The Fairmont San Francisco, seen from the corner of California and Powell Streets in the aftermath of the April 18, 1906 earthquake. Image courtesy of the Library of Congress, Detroit Publishing Company Collection.
The hotel in 2015:
The Fairmont Hotel was still under construction when the 1906 earthquake hit. Structurally, it was heavily damaged, but it survived, and for a time was even used for emergency planning meetings before the fires made their way up Nob Hill. The burn stains over the windows in the first photo show the extent of the fire that gutted the hotel, but it would soon be repaired. The owners hired architect Julia Morgan to oversee the reconstruction, and the hotel opened exactly a year after the earthquake.
Nearly 40 years later, in 1945, it played a role in establishing the United Nations. While World War II was just coming to an end that summer, representatives from 50 countries met here at the hotel to draft the United Nations Charter, which was later signed at the San Francisco War Memorial and Performing Arts Center, and went into effect on October 26, 1945. Since then, it has remained a prominent San Francisco hotel, and it is listed on the National Register of Historic Places.
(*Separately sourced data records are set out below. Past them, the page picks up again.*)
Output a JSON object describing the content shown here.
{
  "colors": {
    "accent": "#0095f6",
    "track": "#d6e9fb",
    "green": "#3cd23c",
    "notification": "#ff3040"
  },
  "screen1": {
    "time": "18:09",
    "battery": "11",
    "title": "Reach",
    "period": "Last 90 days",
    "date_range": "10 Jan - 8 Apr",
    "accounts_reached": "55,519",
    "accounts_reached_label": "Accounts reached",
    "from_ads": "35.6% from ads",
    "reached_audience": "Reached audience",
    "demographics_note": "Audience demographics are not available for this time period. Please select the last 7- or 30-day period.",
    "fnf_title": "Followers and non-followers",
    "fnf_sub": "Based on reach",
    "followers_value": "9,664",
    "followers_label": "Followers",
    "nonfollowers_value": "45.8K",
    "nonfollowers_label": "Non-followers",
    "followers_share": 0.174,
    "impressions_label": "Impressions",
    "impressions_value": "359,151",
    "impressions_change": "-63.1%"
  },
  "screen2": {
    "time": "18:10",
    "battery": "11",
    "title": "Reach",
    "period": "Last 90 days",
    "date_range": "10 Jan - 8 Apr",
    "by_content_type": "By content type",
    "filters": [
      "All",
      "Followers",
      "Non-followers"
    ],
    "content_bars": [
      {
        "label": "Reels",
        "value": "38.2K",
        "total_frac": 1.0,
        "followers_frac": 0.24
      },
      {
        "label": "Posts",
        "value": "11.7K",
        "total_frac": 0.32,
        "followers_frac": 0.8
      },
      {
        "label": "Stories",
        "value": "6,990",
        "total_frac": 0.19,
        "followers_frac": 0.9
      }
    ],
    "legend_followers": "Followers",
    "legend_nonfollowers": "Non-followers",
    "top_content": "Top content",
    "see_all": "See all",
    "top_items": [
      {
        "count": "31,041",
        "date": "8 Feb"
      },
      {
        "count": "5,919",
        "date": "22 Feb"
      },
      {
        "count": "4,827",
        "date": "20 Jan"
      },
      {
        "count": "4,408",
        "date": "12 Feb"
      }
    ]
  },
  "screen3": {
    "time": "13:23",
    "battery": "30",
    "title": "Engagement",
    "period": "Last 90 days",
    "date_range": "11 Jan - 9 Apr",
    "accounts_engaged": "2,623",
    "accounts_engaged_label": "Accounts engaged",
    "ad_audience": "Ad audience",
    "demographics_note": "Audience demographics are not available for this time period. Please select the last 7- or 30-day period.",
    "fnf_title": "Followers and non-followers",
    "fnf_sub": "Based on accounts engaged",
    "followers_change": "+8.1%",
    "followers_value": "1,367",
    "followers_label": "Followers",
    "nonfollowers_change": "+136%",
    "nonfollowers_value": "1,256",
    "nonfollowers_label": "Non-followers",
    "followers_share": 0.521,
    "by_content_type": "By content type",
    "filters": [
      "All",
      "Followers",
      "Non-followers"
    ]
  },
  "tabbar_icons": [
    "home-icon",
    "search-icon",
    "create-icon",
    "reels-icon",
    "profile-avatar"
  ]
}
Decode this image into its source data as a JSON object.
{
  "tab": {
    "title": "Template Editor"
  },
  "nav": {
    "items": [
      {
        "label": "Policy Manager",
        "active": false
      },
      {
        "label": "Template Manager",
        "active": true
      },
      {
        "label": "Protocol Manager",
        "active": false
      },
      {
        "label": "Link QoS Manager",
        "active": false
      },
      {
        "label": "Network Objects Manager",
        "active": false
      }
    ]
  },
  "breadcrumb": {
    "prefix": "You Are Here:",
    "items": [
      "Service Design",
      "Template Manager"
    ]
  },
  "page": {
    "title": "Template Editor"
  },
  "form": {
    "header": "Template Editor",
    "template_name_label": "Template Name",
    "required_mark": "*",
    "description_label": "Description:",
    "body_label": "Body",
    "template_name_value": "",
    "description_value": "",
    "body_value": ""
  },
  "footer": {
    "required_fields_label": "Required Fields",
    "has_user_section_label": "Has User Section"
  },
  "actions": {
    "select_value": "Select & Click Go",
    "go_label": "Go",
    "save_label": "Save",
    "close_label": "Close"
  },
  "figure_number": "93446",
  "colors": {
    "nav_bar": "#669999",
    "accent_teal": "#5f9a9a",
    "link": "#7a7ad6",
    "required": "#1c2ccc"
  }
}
This post is part of a series of photos that I took in California this past winter. Click here to see the other posts in the “Lost New England Goes West” series.